* Republicans, others urge Obama to signal centrist tilt
* White House official says decision is months away
* Volcker: Pick needs to be an honest broker
(Adds Gibbs, Goolsbee quotes)
By Caren Bohan
WASHINGTON, Sept 22 Republicans on Wednesday
urged President Barack Obama to pick a more business-friendly
successor to economic adviser Larry Summers, a move that would
signal a shift to the center.
But a decision on Summer's replacement is months away, a
White House official said.
A day after Summers announced plans to step down as
director of the National Economic Council, speculation about
his replacement focused on female candidates, many of whom
would bring business expertise that some say is lacking in the
Obama White House.
The administration needs someone who has a "good
understanding of what it takes to create private-sector jobs,"
Senator Lamar Alexander, chairman of the Senate Republican
Conference, told Reuters in an interview.
"One of the real problems with this administration -- it
seems like they don't know how. And they don't have very many
people who've ever tried."
Names such as that of former Xerox Corp. chief executive
Anne Mulcahy, former Clinton administration economist Laura
Tyson and NEC deputy director Diana Farrell surfaced as
"A decision is months away," said one White House official,
adding "there are a number of names under consideration" and
the list will probably continue to grow.
White House spokesman Robert Gibbs said Obama would
consider "a broad group of people representing a whole host of

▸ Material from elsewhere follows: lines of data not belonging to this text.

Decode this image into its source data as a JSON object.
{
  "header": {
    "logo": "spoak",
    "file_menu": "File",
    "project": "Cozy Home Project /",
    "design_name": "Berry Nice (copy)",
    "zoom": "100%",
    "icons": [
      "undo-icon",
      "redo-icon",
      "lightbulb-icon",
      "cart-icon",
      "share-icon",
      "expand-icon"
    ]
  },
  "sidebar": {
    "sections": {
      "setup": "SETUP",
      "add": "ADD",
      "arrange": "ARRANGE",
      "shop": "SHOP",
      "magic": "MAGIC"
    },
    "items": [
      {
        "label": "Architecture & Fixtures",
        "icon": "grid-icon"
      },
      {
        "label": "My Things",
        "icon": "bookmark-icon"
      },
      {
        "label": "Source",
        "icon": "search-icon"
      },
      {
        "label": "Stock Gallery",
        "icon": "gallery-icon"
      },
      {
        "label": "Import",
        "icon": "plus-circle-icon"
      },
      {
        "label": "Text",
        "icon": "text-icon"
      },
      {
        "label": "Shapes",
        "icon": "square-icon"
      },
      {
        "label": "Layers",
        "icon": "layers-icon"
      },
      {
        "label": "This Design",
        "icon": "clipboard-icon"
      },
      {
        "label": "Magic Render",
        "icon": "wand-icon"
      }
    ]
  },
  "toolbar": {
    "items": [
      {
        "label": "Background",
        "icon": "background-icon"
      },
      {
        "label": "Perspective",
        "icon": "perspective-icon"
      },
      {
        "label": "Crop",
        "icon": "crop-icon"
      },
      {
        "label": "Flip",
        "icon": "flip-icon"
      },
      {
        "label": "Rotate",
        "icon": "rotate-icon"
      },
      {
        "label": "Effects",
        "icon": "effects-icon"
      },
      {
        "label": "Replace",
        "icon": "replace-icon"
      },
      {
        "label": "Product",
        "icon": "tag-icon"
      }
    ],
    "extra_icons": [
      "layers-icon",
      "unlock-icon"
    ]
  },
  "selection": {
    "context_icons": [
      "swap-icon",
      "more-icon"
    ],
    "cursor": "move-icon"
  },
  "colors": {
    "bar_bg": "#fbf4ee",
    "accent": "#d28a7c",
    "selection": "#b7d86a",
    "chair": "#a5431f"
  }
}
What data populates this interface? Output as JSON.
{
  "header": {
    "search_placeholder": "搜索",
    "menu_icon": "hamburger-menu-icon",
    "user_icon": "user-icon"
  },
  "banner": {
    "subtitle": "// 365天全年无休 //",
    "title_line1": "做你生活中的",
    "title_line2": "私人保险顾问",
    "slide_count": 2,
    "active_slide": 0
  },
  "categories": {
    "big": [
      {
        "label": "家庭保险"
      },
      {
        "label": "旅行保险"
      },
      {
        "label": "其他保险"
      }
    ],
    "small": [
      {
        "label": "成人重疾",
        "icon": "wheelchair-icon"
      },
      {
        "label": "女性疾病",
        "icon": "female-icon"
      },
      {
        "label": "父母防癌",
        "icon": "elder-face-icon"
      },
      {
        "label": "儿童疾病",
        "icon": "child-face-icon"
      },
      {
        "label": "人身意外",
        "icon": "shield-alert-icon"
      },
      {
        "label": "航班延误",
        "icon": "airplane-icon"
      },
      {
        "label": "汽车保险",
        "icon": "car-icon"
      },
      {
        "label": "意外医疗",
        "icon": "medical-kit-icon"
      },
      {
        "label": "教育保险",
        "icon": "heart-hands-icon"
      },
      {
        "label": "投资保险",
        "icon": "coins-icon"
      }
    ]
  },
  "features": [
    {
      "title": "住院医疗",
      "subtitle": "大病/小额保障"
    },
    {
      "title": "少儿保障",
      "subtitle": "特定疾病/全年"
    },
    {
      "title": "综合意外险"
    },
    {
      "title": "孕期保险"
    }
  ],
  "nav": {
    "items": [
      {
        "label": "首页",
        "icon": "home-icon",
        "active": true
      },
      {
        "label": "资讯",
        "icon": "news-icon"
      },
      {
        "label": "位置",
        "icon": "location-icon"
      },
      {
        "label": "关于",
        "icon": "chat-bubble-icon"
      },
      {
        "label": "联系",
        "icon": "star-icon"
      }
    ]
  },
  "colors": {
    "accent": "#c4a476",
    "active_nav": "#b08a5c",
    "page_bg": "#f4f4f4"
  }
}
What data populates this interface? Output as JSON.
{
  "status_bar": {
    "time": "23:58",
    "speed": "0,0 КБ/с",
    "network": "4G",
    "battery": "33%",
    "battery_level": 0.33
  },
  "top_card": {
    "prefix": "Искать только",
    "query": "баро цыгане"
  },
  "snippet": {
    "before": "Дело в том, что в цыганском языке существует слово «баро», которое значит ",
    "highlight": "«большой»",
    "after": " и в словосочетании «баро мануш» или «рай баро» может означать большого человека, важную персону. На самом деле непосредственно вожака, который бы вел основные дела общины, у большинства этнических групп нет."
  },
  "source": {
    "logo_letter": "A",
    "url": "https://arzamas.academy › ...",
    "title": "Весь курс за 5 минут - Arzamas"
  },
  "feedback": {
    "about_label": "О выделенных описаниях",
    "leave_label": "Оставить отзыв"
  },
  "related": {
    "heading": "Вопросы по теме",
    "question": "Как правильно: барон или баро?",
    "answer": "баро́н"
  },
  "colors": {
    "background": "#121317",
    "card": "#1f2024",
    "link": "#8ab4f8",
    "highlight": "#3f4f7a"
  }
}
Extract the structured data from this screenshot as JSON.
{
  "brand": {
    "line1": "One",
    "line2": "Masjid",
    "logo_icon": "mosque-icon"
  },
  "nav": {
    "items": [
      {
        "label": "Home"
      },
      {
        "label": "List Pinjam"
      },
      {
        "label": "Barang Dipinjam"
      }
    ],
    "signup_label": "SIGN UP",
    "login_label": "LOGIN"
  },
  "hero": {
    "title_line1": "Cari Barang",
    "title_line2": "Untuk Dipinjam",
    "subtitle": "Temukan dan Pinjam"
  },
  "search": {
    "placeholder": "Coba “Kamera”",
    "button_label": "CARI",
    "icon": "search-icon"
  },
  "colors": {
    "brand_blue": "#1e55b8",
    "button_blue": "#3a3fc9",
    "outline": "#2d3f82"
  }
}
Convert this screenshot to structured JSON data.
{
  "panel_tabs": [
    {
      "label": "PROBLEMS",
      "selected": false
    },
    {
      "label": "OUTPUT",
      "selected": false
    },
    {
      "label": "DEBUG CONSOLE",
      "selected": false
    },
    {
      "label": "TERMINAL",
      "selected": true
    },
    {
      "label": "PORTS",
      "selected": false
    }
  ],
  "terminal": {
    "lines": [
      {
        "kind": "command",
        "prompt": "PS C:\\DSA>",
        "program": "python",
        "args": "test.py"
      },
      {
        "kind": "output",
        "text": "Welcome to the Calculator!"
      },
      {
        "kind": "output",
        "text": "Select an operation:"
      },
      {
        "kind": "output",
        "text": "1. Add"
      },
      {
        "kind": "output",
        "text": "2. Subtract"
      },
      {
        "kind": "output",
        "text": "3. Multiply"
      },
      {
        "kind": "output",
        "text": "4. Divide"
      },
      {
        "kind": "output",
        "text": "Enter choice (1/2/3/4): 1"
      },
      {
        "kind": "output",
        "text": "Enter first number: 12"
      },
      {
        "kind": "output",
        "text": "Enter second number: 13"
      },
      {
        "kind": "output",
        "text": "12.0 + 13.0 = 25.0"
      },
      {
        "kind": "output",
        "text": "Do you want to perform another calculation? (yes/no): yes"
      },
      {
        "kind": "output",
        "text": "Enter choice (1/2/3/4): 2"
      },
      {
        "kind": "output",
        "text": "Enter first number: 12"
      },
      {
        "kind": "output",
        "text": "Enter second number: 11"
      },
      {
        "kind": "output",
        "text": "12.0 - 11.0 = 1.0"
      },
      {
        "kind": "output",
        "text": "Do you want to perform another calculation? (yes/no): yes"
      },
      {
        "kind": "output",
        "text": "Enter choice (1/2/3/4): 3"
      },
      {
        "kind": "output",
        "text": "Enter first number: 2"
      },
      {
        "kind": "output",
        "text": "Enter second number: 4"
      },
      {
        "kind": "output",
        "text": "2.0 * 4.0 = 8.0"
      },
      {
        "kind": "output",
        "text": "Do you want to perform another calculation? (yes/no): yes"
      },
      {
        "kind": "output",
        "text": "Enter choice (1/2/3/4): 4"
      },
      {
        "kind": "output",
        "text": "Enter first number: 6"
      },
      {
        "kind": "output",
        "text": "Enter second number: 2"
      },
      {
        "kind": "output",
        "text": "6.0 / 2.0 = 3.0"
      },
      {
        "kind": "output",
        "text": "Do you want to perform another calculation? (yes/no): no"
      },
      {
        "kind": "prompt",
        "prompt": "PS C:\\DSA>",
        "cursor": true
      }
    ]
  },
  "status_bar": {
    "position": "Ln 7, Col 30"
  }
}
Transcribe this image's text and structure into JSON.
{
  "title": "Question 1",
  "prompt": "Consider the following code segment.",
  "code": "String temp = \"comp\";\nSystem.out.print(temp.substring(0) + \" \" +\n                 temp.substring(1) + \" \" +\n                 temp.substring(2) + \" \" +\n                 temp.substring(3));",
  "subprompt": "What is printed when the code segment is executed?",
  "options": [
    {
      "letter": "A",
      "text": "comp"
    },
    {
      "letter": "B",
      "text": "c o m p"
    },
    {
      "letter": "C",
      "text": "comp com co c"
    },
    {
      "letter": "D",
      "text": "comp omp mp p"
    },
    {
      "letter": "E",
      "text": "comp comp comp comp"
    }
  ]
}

DRAMATIC CHANGE UNLIKELY
"Whether it's a businessperson or an economist or a policy
person or that, I don't know...The president should pick
whoever he's comfortable with," said Austan Goolsbee, chairman
of the White House Council of Economic Advisers.
In a Reuters interview, Goolsbee defended Obama's economic
policies over the past 18 months and said he didn't expect "any
dramatic change of direction" with the turnover in the economic
Summers, a former Treasury secretary, had planned to stay
at the White House for a short period of time and is leaving to
return to his teaching job at Harvard University.
The NEC director, a role created in the Clinton
administration, takes the lead in coordinating economic policy
advice to the president.
Summers' departure at the end of the year will follow the
Nov. 2 congressional elections. Obama's Democrats fear crushing
losses amid voter frustration with the sluggish economy and 9.6
Obama would be forced to work more closely with opposition
Republicans and may emphasize a more centrist message on the
economy, including calls for deficit reduction, as he lays the
groundwork for his re-election bid in 2012.
Although aides said Obama would miss Summers' depth of
experience, the decision on a new NEC director is a chance to
signal a fresh start on economic policy if Obama wants to.
Summers' resignation follows the departures of White House
budget director Peter Orszag and Christina Romer, who was chair
of the Council of Economic Advisers.
Also key to the direction of economic policy is the chief
of staff, and Obama may have to find a replacement for that
role too. Rahm Emanuel is strongly considering stepping down to
run for mayor of Chicago. Whoever replaces him could have a
great deal of sway in the decision on Summers' successor.
SHIFT TO THE CENTER?
With the personnel decisions he is weighing, Obama faces a
choice of either going toe to toe with Republicans and facing
policy gridlock or signaling a move to the center, said William
Galston, a former policy adviser to President Bill Clinton.
"In recent days there have been indications that the White
House is contemplating the beginnings of the second option,
with a new economic approach focused on reducing the long-term
budget deficit and getting private capital off the sidelines,"
Galston wrote in an opinion piece in the Financial Times.
"If so, the president needs a senior economic advisor who
can help him execute this strategy."
Concern over the budget deficit, estimated to hit $1.47
trillion this year, has weighed on Democrats in the
The deficit will become a big post-election issue with the
presidentially appointed U.S. deficit commission expected to
unveil policy recommendations on Dec. 1.
"I like Larry Summers, I like him as a person, I respect
his abilities, he was always a straight shooter," Republican
Senator Judd Gregg said. But Gregg, a member of the deficit
commission, disagreed with Obama's policy direction, saying it
mirrored the "European welfare state" model.
"I don't sense that the policies have changed, so I don't
think the personnel they bring is going to have much effect on
policy," Gregg told Reuters.
Former Fed Chairman Paul Volcker, an outside adviser who
has Obama's ear, told a conference in New York that what Obama
needs most in a Summers replacement is "an honest broker," who
can take in views from inside and outside the administration.
(Additional reporting by Jeff Mason, Patricia Zengerle,
Deborah Charles and Margaret Chadbourn in Washington and
Kristina Cooke and Steve Holland in New York; Writing by Caren
Bohan; Editing by Anthony Boadle)
(For more on Summers' possible replacement click on